What makes a book town?
It can’t be too big—not a city, but a genuine town, usually in a rural setting. It has to have bookshops—not one or two, but a real concentration, where a bibliophile might spend hours, even days, browsing. Usually a book town begins with a couple of secondhand bookstores and later grows to offer new books, too.
But mostly, they have a lot of books for sale.
Hobart, New York, is a perfect example of how having one bookstore in a small town is nice, but having many bookstores together makes a place special—a destination. Since the 1970s, book towns like it have been springing up all over the world. There are now dozens of them, from Australia and Finland to India and South Korea.
In the forthcoming Book Towns, journalist Alex Johnson catalogues these most charming of tourist destinations. He spoke to Atlas Obscura about the pleasures of out-of-the-way places defined by their books.
What makes a good book town?
Well, they’re all very picturesque. That’s one of the reasons they generally get picked. They’re away from cities, so rents are low. I think the main thing that makes a book town, what you need, is somebody really keen or a few people who are really keen to push it forward. Often, they’ve been in places where economically things have been a bit slim, or the population’s been decreasing as the younger people move away into the cities.
Hay-on-Wye, in Wales, was the first one, and it started in 1977. How have book towns changed over the past few decades?
I think they’re actually quite similar to when [bookseller] Richard Booth came up with the idea. He started Hay as a book town very much to regenerate it—to provide employment, keep people in Hay, and provide an actual tourist destination. Today it’s the same idea. Book towns are tiny little places, and people wouldn’t come to them otherwise, and everyone would disappear.
After we’ve gone through everyone getting excited about e-books and online reading, having something practical and in your hand is something that people are happy to travel for. They’re starting to come back to this idea of things that are homemade, things that are made, things you can hold and smell and touch. I think in locations that are particularly picturesque, those things come together, and people feel they are getting a proper physical experience.
It seems like there’s tension there between the picturesque nature of a charming book town and this almost mercenary economic logic.
Absolutely. They’ve got to be quite business-minded and hardheaded about it, otherwise it won’t work. But I don’t think anybody’s going to make billions out of selling secondhand books, so it’s got to be people who are doing it for the love of it.
What does it take to set up a book town that will survive?
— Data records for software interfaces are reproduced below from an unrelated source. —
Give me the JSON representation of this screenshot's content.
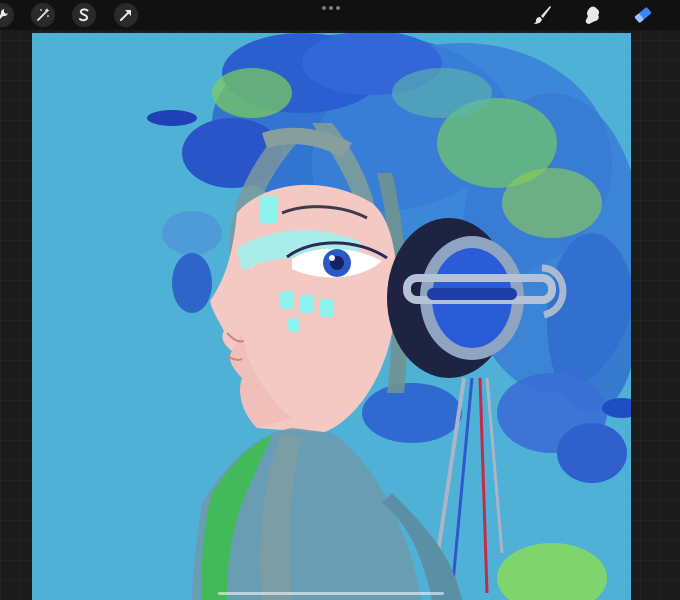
{
  "toolbar": {
    "left_tools": [
      {
        "icon": "wrench-icon"
      },
      {
        "icon": "adjustments-wand-icon"
      },
      {
        "icon": "selection-s-icon"
      },
      {
        "icon": "transform-arrow-icon"
      }
    ],
    "right_tools": [
      {
        "icon": "brush-icon"
      },
      {
        "icon": "smudge-icon"
      },
      {
        "icon": "eraser-icon",
        "active": true
      }
    ],
    "active_color": "#3b86f6"
  },
  "canvas": {
    "background_color": "#4fb1d6"
  }
}
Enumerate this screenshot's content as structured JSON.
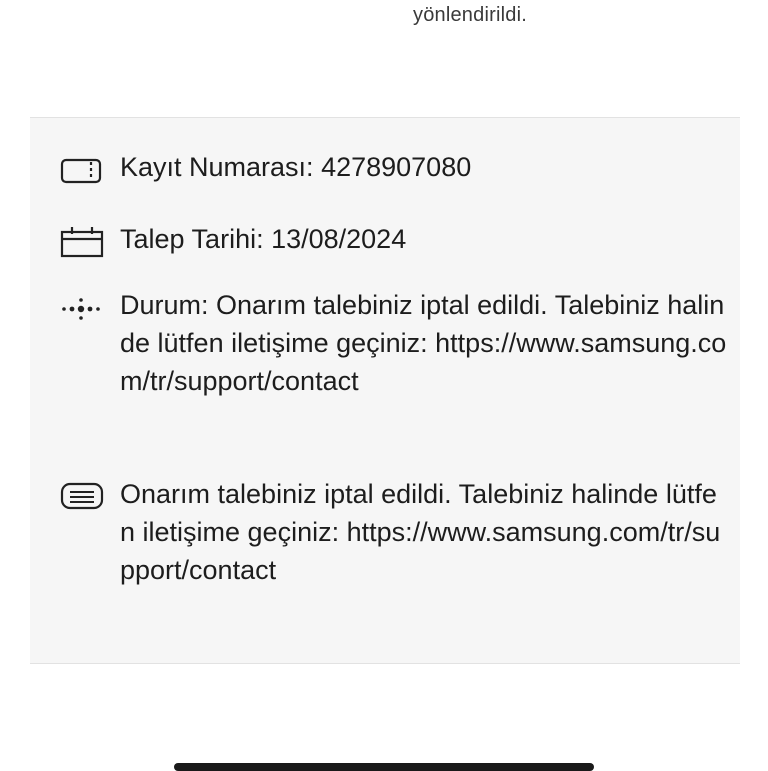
{
  "header": {
    "redirect_text": "yönlendirildi."
  },
  "details": {
    "record_number": "Kayıt Numarası: 4278907080",
    "request_date": "Talep Tarihi: 13/08/2024",
    "status": "Durum: Onarım talebiniz iptal edildi. Talebiniz halinde lütfen iletişime geçiniz: https://www.samsung.com/tr/support/contact",
    "note": "Onarım talebiniz iptal edildi. Talebiniz halinde lütfen iletişime geçiniz: https://www.samsung.com/tr/support/contact"
  },
  "icons": {
    "record_number": "ticket-icon",
    "request_date": "calendar-icon",
    "status": "progress-dots-icon",
    "note": "message-icon"
  },
  "colors": {
    "card_background": "#f6f6f6",
    "text": "#1d1d1d"
  }
}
They’ve got to be sensible about providing a large amount of bookshops. You can’t do it with one or two. You need plenty. You need to cover a range of things. Some of the most successful ones have been where it’s not just bookselling. There are publishers or printers or artists or designers. It becomes a creative hub, where the books might be the jumping off point but there’s plenty around it. Even the most hardened bookworm is going to want to do something else—that’s where the picturesque element comes in.
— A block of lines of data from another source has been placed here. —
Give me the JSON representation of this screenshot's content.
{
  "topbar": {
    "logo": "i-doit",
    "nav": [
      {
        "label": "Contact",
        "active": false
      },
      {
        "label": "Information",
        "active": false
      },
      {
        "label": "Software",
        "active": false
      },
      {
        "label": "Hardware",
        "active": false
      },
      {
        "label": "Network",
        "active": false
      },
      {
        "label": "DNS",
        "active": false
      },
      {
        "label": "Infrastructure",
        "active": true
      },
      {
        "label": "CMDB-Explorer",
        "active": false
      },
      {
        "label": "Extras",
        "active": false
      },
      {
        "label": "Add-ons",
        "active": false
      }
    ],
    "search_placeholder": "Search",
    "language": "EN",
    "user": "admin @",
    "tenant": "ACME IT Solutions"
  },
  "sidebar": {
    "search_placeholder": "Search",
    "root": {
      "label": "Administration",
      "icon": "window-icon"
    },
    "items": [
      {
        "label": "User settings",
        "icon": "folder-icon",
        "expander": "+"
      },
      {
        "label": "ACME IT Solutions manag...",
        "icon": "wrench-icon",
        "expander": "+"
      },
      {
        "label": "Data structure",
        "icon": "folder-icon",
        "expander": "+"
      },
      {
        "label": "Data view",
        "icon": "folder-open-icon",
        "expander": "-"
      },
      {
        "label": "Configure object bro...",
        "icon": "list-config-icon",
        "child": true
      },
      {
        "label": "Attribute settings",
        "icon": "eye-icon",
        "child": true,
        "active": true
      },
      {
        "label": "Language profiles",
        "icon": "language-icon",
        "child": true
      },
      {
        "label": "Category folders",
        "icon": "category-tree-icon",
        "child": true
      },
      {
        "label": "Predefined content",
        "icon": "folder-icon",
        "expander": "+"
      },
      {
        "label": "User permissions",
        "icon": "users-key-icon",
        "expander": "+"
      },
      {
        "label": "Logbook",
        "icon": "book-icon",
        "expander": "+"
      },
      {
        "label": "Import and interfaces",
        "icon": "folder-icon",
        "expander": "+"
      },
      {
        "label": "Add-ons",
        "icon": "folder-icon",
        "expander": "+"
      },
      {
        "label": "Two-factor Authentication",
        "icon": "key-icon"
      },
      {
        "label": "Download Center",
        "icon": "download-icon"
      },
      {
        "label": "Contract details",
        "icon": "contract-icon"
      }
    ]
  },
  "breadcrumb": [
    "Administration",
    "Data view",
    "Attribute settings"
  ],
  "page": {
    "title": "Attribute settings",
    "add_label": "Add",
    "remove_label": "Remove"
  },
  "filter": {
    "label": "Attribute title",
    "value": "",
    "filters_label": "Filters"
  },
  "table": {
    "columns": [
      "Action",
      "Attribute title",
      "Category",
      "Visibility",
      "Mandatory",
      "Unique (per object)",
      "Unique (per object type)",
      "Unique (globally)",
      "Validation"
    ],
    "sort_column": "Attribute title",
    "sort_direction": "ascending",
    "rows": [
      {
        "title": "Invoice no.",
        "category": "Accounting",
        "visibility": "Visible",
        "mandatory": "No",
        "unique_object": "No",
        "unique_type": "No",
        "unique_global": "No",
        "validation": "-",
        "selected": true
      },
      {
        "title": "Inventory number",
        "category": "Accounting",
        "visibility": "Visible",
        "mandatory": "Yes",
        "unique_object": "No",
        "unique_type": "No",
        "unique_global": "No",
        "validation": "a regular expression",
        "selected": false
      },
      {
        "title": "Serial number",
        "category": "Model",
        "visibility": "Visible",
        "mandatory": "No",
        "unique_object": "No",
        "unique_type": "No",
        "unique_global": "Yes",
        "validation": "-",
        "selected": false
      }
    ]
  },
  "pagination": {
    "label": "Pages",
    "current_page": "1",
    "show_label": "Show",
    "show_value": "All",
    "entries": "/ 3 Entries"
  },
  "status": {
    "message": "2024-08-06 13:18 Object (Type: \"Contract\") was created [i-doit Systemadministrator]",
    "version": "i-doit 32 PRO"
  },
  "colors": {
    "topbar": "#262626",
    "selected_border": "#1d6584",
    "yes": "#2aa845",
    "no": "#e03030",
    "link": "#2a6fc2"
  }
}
When you have a town like this with so many bookstores in one place, how do the businesses distinguish themselves from one another?
I think nearly all bookstore owners, especially secondhand ones, have their own interests. So they tend to specialize in things anyway. It’s very organic in the sense that people grow in the way that they want to, they want to specialize in things, or sell something else as well as books, or do printing as well as books.
There are a few places that have quite a strong central group, but most of them are quite loose. They nearly all have booksellers associations, but it’s quite like a friendly cooperative—helping each other while still looking out for their own businesses. They’re not trying to do each other down. They are genuinely trying to raise each others’ profiles.
If someone wanted to understand the range of book towns, what four or five would you send them to?
I would definitely go to Hay, because that’s the first one. They’ve got a good wide range of bookshops, and there’s a new book museum opening later this year there.
I would say … Paju Book City in South Korea. There’s a huge number of publishers and printers there, as well as books. Everywhere else, people are living there—in Paju, people don’t live there. They come in to work there. Everything is book-related.
Clunes, in Australia, has done a very good job of building themselves up. Originally it was a gold rush town, and they quite often shoot films there. They shot Mad Max there. They’re really pushing forward what can be done.
I think Wigtown, in Scotland, is a good example of a place that’s really regenerated. Twenty years ago, it was having a really tough time—shops and industries closing, people moving out. And they’ve absolutely turned it around. The guy who runs the biggest secondhand bookshop there, he’s just written a book called The Diary of a Bookseller. They’ve gone from nothing to doing a big literary festival and spin-offs, as well. And it’s a beautiful setting.
What surprises people about book towns?
I think people are surprised that there are so many around the world. When I tell people here that there are 30 or 40 around the world, they’re taken aback. It’s one of those slightly hidden things. When people pick up [my] book, they’ll be amazed at how widespread it is.
So many of your books have to do with books. It seems like you love them! Why do you keep coming back to writing books about books?
I think there’s so much to do with books, apart from reading them and enjoying them. Book lore and book history and everything around them, to do with libraries or culture, I think it centers so much of civilization. It’s the physical nature of them. It’s the smell of them. That feeling of ownership, once you’ve read it and you own it. I think books are very comforting.